About this exercise →
The answer must be every line below that holds the word "count".

Dataset records →
______________________________
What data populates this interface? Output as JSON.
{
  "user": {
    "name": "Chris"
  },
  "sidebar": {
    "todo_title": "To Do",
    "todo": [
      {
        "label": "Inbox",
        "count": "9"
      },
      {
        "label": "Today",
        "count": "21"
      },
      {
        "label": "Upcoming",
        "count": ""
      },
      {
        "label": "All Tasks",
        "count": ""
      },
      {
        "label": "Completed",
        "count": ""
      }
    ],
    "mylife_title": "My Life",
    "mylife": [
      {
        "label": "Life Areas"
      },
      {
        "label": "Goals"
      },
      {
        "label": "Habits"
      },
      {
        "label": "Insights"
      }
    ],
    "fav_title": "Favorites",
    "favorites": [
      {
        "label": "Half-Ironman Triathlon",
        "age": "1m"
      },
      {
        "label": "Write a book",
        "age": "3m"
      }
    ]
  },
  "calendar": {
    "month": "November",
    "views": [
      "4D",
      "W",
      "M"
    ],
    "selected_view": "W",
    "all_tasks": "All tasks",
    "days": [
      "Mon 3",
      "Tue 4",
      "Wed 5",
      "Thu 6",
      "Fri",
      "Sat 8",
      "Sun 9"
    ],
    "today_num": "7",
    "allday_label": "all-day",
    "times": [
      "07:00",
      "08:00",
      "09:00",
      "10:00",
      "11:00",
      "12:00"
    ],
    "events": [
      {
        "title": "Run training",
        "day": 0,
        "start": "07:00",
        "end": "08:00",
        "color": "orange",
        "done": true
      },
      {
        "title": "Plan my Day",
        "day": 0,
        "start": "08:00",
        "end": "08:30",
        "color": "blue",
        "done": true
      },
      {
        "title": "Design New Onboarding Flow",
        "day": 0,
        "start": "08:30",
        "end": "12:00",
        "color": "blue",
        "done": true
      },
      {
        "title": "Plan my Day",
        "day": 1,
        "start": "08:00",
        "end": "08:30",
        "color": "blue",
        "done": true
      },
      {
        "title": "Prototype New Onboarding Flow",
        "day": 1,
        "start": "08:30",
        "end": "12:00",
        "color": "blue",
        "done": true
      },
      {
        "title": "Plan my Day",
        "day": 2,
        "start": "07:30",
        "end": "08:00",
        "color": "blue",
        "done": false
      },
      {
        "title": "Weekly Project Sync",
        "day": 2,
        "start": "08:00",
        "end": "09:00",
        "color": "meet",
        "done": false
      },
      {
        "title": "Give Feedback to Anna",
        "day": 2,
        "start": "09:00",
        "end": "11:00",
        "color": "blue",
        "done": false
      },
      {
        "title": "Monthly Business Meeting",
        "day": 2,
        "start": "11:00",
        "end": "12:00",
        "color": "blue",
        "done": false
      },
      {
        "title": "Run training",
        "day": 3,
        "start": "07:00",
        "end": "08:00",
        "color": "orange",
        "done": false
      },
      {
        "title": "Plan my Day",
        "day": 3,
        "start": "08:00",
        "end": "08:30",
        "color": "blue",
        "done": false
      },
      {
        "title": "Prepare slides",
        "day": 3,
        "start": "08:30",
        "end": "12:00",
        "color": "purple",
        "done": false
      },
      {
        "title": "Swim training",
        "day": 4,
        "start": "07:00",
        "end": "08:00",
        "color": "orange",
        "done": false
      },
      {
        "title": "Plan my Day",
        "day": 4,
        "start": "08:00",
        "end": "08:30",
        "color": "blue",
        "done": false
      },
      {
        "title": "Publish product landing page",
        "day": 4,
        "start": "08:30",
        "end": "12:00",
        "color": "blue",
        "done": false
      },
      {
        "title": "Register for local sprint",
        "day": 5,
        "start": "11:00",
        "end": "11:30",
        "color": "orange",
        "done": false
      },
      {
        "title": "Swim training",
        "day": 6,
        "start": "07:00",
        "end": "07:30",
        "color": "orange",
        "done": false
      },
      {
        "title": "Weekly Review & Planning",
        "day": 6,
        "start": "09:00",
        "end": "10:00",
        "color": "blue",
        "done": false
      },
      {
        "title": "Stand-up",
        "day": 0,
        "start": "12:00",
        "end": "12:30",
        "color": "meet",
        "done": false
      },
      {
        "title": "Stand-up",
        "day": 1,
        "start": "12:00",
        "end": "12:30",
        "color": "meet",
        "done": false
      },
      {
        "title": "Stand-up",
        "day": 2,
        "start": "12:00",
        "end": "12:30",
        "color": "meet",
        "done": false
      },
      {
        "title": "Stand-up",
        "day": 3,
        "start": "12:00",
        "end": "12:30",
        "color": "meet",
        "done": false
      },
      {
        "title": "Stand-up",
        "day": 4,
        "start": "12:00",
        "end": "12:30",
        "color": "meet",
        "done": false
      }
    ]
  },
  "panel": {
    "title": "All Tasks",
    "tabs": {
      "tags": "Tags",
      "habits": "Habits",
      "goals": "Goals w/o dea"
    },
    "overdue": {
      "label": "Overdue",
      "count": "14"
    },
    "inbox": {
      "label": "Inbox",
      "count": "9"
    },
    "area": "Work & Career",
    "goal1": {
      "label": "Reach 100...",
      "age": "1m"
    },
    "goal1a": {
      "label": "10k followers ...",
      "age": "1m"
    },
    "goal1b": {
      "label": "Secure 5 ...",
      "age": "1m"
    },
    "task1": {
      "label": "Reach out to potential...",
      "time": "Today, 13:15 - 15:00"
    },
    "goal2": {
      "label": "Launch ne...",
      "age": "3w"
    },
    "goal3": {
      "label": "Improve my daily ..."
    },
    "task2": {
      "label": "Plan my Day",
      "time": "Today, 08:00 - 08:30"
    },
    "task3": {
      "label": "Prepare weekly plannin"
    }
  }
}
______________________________
Solution to the problem →
        "count": "9"
        "count": "21"
        "count": ""
        "count": ""
        "count": ""
      "count": "14"
      "count": "9"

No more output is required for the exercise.